(Interface dataset entries)
>>>>>
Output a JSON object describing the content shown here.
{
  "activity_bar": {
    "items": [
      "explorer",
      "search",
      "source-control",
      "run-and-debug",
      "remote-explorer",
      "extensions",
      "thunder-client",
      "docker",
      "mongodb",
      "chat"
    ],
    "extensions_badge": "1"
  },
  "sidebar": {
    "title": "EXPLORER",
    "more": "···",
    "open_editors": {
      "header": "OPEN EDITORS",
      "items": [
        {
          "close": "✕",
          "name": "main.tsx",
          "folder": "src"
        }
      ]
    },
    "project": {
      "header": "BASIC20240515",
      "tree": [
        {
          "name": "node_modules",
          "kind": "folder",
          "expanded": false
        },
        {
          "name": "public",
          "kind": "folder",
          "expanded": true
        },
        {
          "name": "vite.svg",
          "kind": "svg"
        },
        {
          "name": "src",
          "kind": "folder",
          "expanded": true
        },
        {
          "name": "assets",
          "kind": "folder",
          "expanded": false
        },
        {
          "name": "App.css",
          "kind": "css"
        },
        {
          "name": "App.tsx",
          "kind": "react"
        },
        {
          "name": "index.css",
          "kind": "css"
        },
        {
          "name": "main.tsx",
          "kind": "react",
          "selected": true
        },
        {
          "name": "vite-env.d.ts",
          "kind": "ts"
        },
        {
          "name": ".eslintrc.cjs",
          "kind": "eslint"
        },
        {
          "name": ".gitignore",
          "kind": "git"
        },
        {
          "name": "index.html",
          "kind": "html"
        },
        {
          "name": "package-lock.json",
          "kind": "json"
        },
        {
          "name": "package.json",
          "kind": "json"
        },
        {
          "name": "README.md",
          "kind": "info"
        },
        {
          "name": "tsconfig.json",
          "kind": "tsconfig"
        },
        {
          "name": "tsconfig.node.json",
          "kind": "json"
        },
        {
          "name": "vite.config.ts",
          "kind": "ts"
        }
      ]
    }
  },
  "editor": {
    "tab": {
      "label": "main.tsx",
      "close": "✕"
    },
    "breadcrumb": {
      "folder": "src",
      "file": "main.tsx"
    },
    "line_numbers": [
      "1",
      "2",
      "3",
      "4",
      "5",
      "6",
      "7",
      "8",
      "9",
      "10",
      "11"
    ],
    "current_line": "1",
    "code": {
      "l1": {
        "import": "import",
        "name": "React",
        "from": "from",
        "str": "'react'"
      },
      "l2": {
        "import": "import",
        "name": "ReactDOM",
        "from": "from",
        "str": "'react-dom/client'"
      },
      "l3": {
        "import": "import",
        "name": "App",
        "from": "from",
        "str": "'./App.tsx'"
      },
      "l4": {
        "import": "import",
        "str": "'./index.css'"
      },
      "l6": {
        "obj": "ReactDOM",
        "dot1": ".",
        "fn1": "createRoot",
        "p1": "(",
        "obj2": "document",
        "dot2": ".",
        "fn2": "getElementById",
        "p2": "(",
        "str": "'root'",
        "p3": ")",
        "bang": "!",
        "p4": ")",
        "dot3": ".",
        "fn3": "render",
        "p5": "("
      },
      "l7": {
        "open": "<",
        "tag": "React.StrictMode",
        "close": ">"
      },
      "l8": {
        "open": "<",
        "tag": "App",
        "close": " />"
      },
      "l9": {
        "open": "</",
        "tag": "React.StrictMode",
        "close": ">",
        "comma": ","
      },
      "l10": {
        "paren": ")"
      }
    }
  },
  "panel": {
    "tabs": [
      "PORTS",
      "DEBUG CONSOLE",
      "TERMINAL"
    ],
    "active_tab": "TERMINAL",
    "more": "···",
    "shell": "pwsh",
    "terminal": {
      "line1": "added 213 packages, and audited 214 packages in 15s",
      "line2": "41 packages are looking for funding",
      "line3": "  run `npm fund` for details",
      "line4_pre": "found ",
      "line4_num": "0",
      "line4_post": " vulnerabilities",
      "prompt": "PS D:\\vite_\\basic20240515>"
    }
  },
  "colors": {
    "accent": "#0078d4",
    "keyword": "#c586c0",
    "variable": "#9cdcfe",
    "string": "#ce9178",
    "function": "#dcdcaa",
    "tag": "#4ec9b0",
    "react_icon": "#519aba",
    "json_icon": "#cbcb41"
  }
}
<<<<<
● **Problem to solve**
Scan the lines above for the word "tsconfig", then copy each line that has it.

● **Exercise result**
          "name": "tsconfig.json",
          "kind": "tsconfig"
          "name": "tsconfig.node.json",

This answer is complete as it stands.